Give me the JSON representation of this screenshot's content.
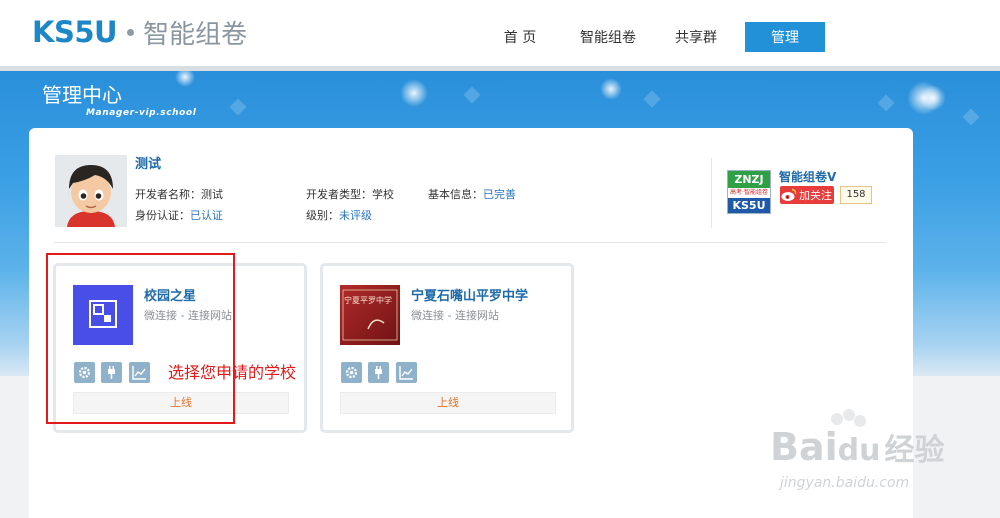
{
  "header": {
    "brand": "KS5U",
    "product": "智能组卷",
    "nav": [
      {
        "label": "首 页"
      },
      {
        "label": "智能组卷"
      },
      {
        "label": "共享群"
      },
      {
        "label": "管理",
        "active": true
      }
    ]
  },
  "banner": {
    "title": "管理中心",
    "subtitle": "Manager-vip.school"
  },
  "profile": {
    "name": "测试",
    "developer_name_label": "开发者名称：",
    "developer_name_value": "测试",
    "developer_type_label": "开发者类型：",
    "developer_type_value": "学校",
    "basic_info_label": "基本信息：",
    "basic_info_value": "已完善",
    "identity_label": "身份认证：",
    "identity_value": "已认证",
    "level_label": "级别：",
    "level_value": "未评级"
  },
  "official_account": {
    "logo_top": "ZNZJ",
    "logo_mid": "高考·智能组卷",
    "logo_bottom": "KS5U",
    "name": "智能组卷V",
    "follow_label": "加关注",
    "follow_count": "158"
  },
  "cards": [
    {
      "title": "校园之星",
      "desc": "微连接 - 连接网站",
      "status_label": "上线",
      "logo_color": "#4a4ee8"
    },
    {
      "title": "宁夏石嘴山平罗中学",
      "desc": "微连接 - 连接网站",
      "status_label": "上线",
      "logo_text": "宁夏平罗中学",
      "logo_color": "#8e1a1e"
    }
  ],
  "annotation": {
    "text": "选择您申请的学校"
  },
  "watermark": {
    "text": "Bai",
    "text2": "du",
    "cn": "经验",
    "url": "jingyan.baidu.com"
  },
  "colors": {
    "accent": "#2291d8",
    "link": "#1f6aa8",
    "annotation": "#e21a1a",
    "online": "#e2742c"
  }
}
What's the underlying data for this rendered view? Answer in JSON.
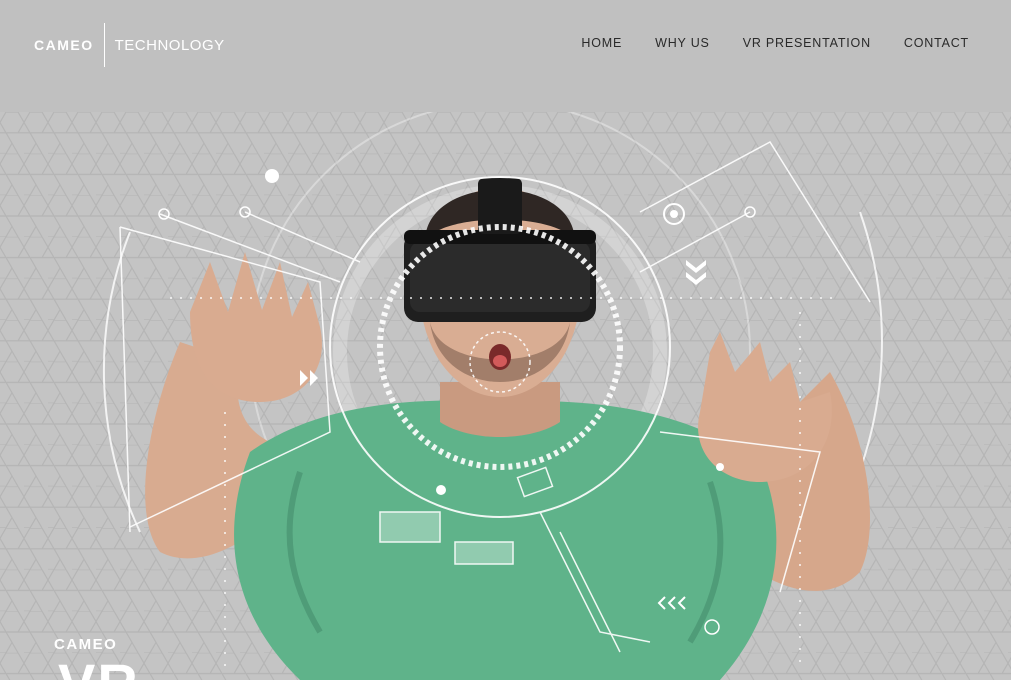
{
  "brand": {
    "name": "CAMEO",
    "tagline": "TECHNOLOGY"
  },
  "nav": {
    "items": [
      "HOME",
      "WHY US",
      "VR PRESENTATION",
      "CONTACT"
    ]
  },
  "hero": {
    "brand": "CAMEO",
    "title": "VR",
    "image_icon": "vr-headset-man-hud-image"
  },
  "colors": {
    "background": "#c0c0c0",
    "shirt": "#5fb38a",
    "headset": "#1f1f1f",
    "skin": "#d4a58a"
  }
}
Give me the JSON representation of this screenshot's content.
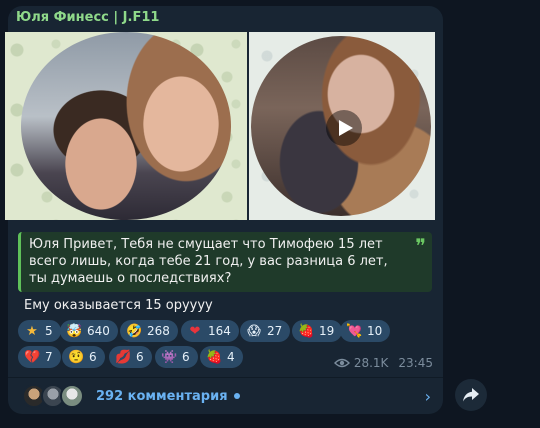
{
  "channel": {
    "name": "Юля Финесс | J.F11"
  },
  "quote": {
    "text": "Юля Привет, Тебя не смущает что Тимофею 15 лет всего лишь, когда тебе 21 год, у вас разница 6 лет, ты думаешь о последствиях?",
    "mark": "❞"
  },
  "message": {
    "text": "Ему оказывается 15 оруууу"
  },
  "reactions": [
    {
      "emoji": "★",
      "count": "5"
    },
    {
      "emoji": "🤯",
      "count": "640"
    },
    {
      "emoji": "🤣",
      "count": "268"
    },
    {
      "emoji": "❤",
      "count": "164"
    },
    {
      "emoji": "😱",
      "count": "27"
    },
    {
      "emoji": "🍓",
      "count": "19"
    },
    {
      "emoji": "💘",
      "count": "10"
    },
    {
      "emoji": "💔",
      "count": "7"
    },
    {
      "emoji": "🤨",
      "count": "6"
    },
    {
      "emoji": "💋",
      "count": "6"
    },
    {
      "emoji": "👾",
      "count": "6"
    },
    {
      "emoji": "🍓",
      "count": "4"
    }
  ],
  "meta": {
    "views": "28.1K",
    "time": "23:45"
  },
  "comments": {
    "label": "292 комментария",
    "chevron": "›"
  },
  "colors": {
    "accent": "#6ab2f2",
    "channel_name": "#8fd98a",
    "bubble": "#182533",
    "reaction_bg": "#2b4a67"
  }
}
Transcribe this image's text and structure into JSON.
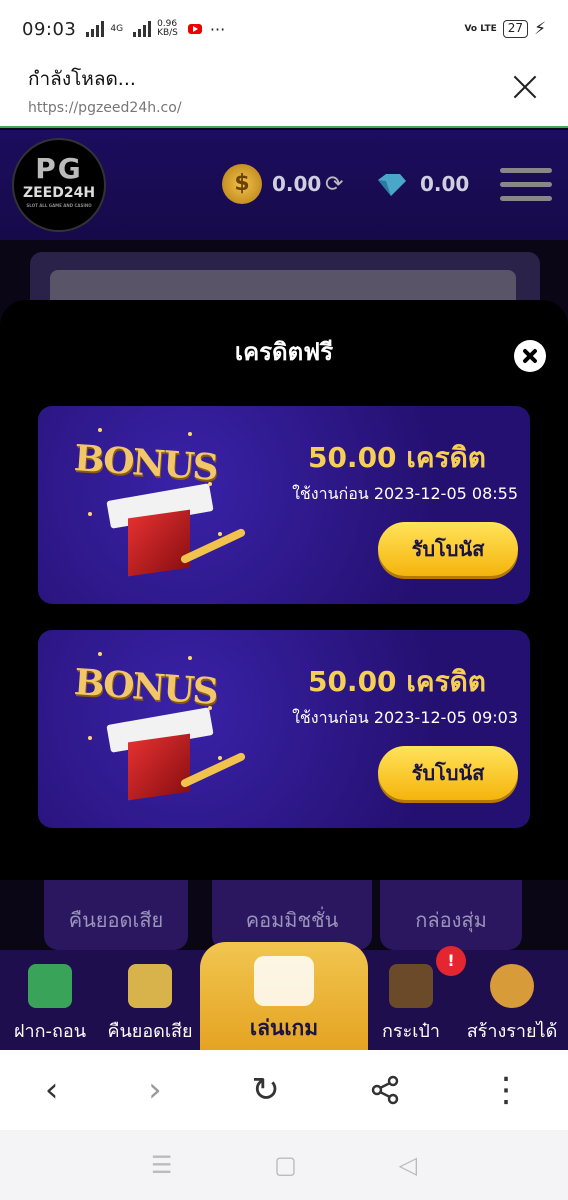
{
  "status_bar": {
    "time": "09:03",
    "network_type": "4G",
    "speed_value": "0.96",
    "speed_unit": "KB/S",
    "more": "···",
    "volte": "Vo LTE",
    "battery": "27"
  },
  "browser": {
    "loading_text": "กำลังโหลด...",
    "url": "https://pgzeed24h.co/"
  },
  "site_header": {
    "logo_line1": "PG",
    "logo_line2": "ZEED24H",
    "logo_tagline": "SLOT ALL GAME AND CASINO",
    "coin_symbol": "$",
    "coin_balance": "0.00",
    "gem_balance": "0.00"
  },
  "modal": {
    "title": "เครดิตฟรี",
    "cards": [
      {
        "bonus_word": "BONUS",
        "amount": "50.00 เครดิต",
        "expiry": "ใช้งานก่อน 2023-12-05 08:55",
        "button": "รับโบนัส"
      },
      {
        "bonus_word": "BONUS",
        "amount": "50.00 เครดิต",
        "expiry": "ใช้งานก่อน 2023-12-05 09:03",
        "button": "รับโบนัส"
      }
    ]
  },
  "menu_tiles": [
    "คืนยอดเสีย",
    "คอมมิชชั่น",
    "กล่องสุ่ม"
  ],
  "bottom_nav": {
    "items": [
      "ฝาก-ถอน",
      "คืนยอดเสีย",
      "เล่นเกม",
      "กระเป๋า",
      "สร้างรายได้"
    ],
    "badge": "!"
  },
  "browser_nav": {
    "back": "‹",
    "forward": "›",
    "reload": "↻",
    "share": "⤴",
    "menu": "⋮"
  },
  "colors": {
    "accent_gold": "#f6cf55",
    "card_purple": "#2a1490",
    "button_yellow": "#ffd02a"
  }
}
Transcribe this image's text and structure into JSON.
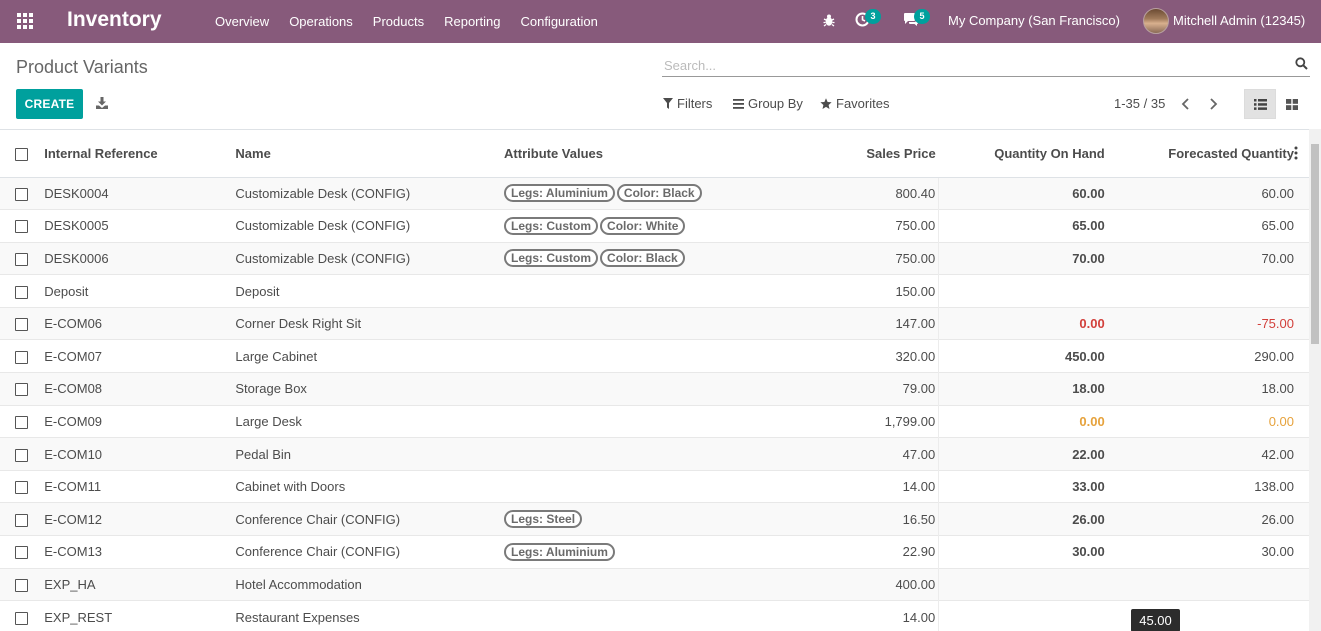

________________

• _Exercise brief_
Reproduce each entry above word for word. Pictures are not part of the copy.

• _Exercise result_
Give me the JSON representation of this screenshot's content.
{
  "header": {
    "brand": "KS5U",
    "product": "智能组卷",
    "nav": [
      {
        "label": "首 页"
      },
      {
        "label": "智能组卷"
      },
      {
        "label": "共享群"
      },
      {
        "label": "管理",
        "active": true
      }
    ]
  },
  "banner": {
    "title": "管理中心",
    "subtitle": "Manager-vip.school"
  },
  "profile": {
    "name": "测试",
    "developer_name_label": "开发者名称：",
    "developer_name_value": "测试",
    "developer_type_label": "开发者类型：",
    "developer_type_value": "学校",
    "basic_info_label": "基本信息：",
    "basic_info_value": "已完善",
    "identity_label": "身份认证：",
    "identity_value": "已认证",
    "level_label": "级别：",
    "level_value": "未评级"
  },
  "official_account": {
    "logo_top": "ZNZJ",
    "logo_mid": "高考·智能组卷",
    "logo_bottom": "KS5U",
    "name": "智能组卷V",
    "follow_label": "加关注",
    "follow_count": "158"
  },
  "cards": [
    {
      "title": "校园之星",
      "desc": "微连接 - 连接网站",
      "status_label": "上线",
      "logo_color": "#4a4ee8"
    },
    {
      "title": "宁夏石嘴山平罗中学",
      "desc": "微连接 - 连接网站",
      "status_label": "上线",
      "logo_text": "宁夏平罗中学",
      "logo_color": "#8e1a1e"
    }
  ],
  "annotation": {
    "text": "选择您申请的学校"
  },
  "watermark": {
    "text": "Bai",
    "text2": "du",
    "cn": "经验",
    "url": "jingyan.baidu.com"
  },
  "colors": {
    "accent": "#2291d8",
    "link": "#1f6aa8",
    "annotation": "#e21a1a",
    "online": "#e2742c"
  }
}
What's the underlying data for this rendered view? Answer in JSON.
{
  "brand": {
    "name": "CAMEO",
    "tagline": "TECHNOLOGY"
  },
  "nav": {
    "items": [
      "HOME",
      "WHY US",
      "VR PRESENTATION",
      "CONTACT"
    ]
  },
  "hero": {
    "brand": "CAMEO",
    "title": "VR",
    "image_icon": "vr-headset-man-hud-image"
  },
  "colors": {
    "background": "#c0c0c0",
    "shirt": "#5fb38a",
    "headset": "#1f1f1f",
    "skin": "#d4a58a"
  }
}
Give me the JSON representation of this screenshot's content.
{
  "channel": {
    "name": "Юля Финесс | J.F11"
  },
  "quote": {
    "text": "Юля Привет, Тебя не смущает что Тимофею 15 лет всего лишь, когда тебе 21 год, у вас разница 6 лет, ты думаешь о последствиях?",
    "mark": "❞"
  },
  "message": {
    "text": "Ему оказывается 15 оруууу"
  },
  "reactions": [
    {
      "emoji": "★",
      "count": "5"
    },
    {
      "emoji": "🤯",
      "count": "640"
    },
    {
      "emoji": "🤣",
      "count": "268"
    },
    {
      "emoji": "❤",
      "count": "164"
    },
    {
      "emoji": "😱",
      "count": "27"
    },
    {
      "emoji": "🍓",
      "count": "19"
    },
    {
      "emoji": "💘",
      "count": "10"
    },
    {
      "emoji": "💔",
      "count": "7"
    },
    {
      "emoji": "🤨",
      "count": "6"
    },
    {
      "emoji": "💋",
      "count": "6"
    },
    {
      "emoji": "👾",
      "count": "6"
    },
    {
      "emoji": "🍓",
      "count": "4"
    }
  ],
  "meta": {
    "views": "28.1K",
    "time": "23:45"
  },
  "comments": {
    "label": "292 комментария",
    "chevron": "›"
  },
  "colors": {
    "accent": "#6ab2f2",
    "channel_name": "#8fd98a",
    "bubble": "#182533",
    "reaction_bg": "#2b4a67"
  }
}
Transcribe this image's text and structure into JSON.
{
  "status_bar": {
    "time": "09:03",
    "network_type": "4G",
    "speed_value": "0.96",
    "speed_unit": "KB/S",
    "more": "···",
    "volte": "Vo LTE",
    "battery": "27"
  },
  "browser": {
    "loading_text": "กำลังโหลด...",
    "url": "https://pgzeed24h.co/"
  },
  "site_header": {
    "logo_line1": "PG",
    "logo_line2": "ZEED24H",
    "logo_tagline": "SLOT ALL GAME AND CASINO",
    "coin_symbol": "$",
    "coin_balance": "0.00",
    "gem_balance": "0.00"
  },
  "modal": {
    "title": "เครดิตฟรี",
    "cards": [
      {
        "bonus_word": "BONUS",
        "amount": "50.00 เครดิต",
        "expiry": "ใช้งานก่อน 2023-12-05 08:55",
        "button": "รับโบนัส"
      },
      {
        "bonus_word": "BONUS",
        "amount": "50.00 เครดิต",
        "expiry": "ใช้งานก่อน 2023-12-05 09:03",
        "button": "รับโบนัส"
      }
    ]
  },
  "menu_tiles": [
    "คืนยอดเสีย",
    "คอมมิชชั่น",
    "กล่องสุ่ม"
  ],
  "bottom_nav": {
    "items": [
      "ฝาก-ถอน",
      "คืนยอดเสีย",
      "เล่นเกม",
      "กระเป๋า",
      "สร้างรายได้"
    ],
    "badge": "!"
  },
  "browser_nav": {
    "back": "‹",
    "forward": "›",
    "reload": "↻",
    "share": "⤴",
    "menu": "⋮"
  },
  "colors": {
    "accent_gold": "#f6cf55",
    "card_purple": "#2a1490",
    "button_yellow": "#ffd02a"
  }
}
Transcribe this image's text and structure into JSON.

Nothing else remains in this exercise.